Where are catheter samples collected from?

• Needle placed up catheter tube
• Not from the bag

35

What is suprapubic aspiration of urine?

• Needle placed through suprapubic region of pelvis into bladder and urine aspirated up

36

How are collected samples stored between collection and culture?

• Transported at 4*C with a small amount of boric acid in collection tube
• Prevents bacterial division

37

• Prevents bacterial division
What investigations can be performed on cloudy urine?

• Turbidity test
• Dipstick testing

38

What is turbidity?

• Whether the urine looks cloudy - If so, indicative of UTI

39

What are four dipstick tests which can be performed on urine?

• Leukocyte esterase - Indicates presence of WBCs
• Nitrite - Indicates presence of nitrate reducing bacteria
• Haematuria - Present in UTI and many other conditions
• Proteinuria - Present in UTI and many other conditions

40

In what 6 situations is microscopy used on urine culture?

• Kidney disease
• Suspected endocarditis
• Children under 6
• Schistosomiasis
• Suprapubic aspirate
• When requested

41

What is urine culture and what needs to occur before infection can be confirmed?

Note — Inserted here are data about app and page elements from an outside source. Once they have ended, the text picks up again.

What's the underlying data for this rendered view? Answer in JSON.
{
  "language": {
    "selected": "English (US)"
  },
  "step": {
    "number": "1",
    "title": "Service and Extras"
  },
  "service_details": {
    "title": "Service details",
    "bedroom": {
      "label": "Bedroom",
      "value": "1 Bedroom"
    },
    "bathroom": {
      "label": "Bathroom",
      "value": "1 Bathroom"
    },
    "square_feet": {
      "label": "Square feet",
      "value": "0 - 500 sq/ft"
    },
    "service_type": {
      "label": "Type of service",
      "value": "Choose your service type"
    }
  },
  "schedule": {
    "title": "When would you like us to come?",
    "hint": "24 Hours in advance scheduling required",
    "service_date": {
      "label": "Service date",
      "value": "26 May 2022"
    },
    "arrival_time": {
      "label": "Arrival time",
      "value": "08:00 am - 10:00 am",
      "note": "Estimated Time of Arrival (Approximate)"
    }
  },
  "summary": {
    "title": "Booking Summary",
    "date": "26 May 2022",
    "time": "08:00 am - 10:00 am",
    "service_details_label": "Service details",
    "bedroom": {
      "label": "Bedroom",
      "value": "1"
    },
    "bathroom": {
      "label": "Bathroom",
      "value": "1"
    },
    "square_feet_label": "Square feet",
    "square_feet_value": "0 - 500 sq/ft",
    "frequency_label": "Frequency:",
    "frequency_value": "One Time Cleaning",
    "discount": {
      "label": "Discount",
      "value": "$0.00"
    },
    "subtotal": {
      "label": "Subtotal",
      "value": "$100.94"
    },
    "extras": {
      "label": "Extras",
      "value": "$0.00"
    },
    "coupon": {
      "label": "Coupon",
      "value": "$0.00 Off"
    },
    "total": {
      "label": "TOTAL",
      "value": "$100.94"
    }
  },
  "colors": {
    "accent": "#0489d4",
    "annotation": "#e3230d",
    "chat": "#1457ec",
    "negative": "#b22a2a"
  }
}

• A number of colony forming units must occur - >100,00 per ml (10^5 cfu/ml) distinguished bacteriuria/contamination

42

What are the five main advantages of urine culture?

• To investigate complicated UTIs
• Gives epidemiology of isolates
• Sensitivity testing
• Specificity testing
• Control of specimen quality
○ Can differentiate between properly collected and contaminated samples (poorly collected samples may contain epithelial cells)

43

What 5 details are needed to correctly interpret a urine culture?

• Clinical details
○ Symptoms
○ Previous antibiotics
• Quality of specimen
• Delays in culture
• Microscopy
• Organsims location

44

What is sterile pyuria?

Pus in urine

45

What does sterile pyuria indicate?

• A UTI is present but unable to be cultured

46

Give three situations where sterile pyuria would be present?

• Patient already treated with antibiotics
• OR infected with bacteria that are difficult isolate or culture

OR can be due to tuberculosis or appendicitis (appendix stuck on bladder

47

What are three other causes of UTI symptoms

• Vaginal infection/inflammation
• Sexually transmitted pathogens
• Mechanical/physical/chemical causes

48

What are general treatments for UTI?

• Increase fluid intake
• Address underlying disorders

49

How is an uncomplicated UTI treated?

• 3 day course of antibiotics
• 3 day course reduces the selection pressure for resistance

50

What is given for complicated UTI treatment?

5 day course antibiotics

51

Should amoxicillin be used to treat complicated UTI's?

• No

50% of isolates (bacteria) resistance

52

How should pyelonephritis/septicaemia be treated?

• 14 day course of antibiotics
• Use more potent agent with systemic activity

53

When is antibiotic prophylaxis indicated?

• Three or more episodes of UTI in one year

No treatable underlying condition

54

What is antibiotic prophylaxis

• Single, low, nightly dose of antibiotics to prevent bacteria build up in static urine
• All breakthrough infections documented

55

What is pyelonephritis?

• Infection in kidney

56

What is the worst case scenario in a UTI?

• Bacteria manage to invade blood stream from urinary tract
• Gram negative septicaemia will occur

57

What are you likely to see in a culture of contaminated urine?

• Simple Squamous Epithelial cells

58

What is sensitivity of a test?

The rate of true positives

59

What is specificity of a test?

Rate of true negatives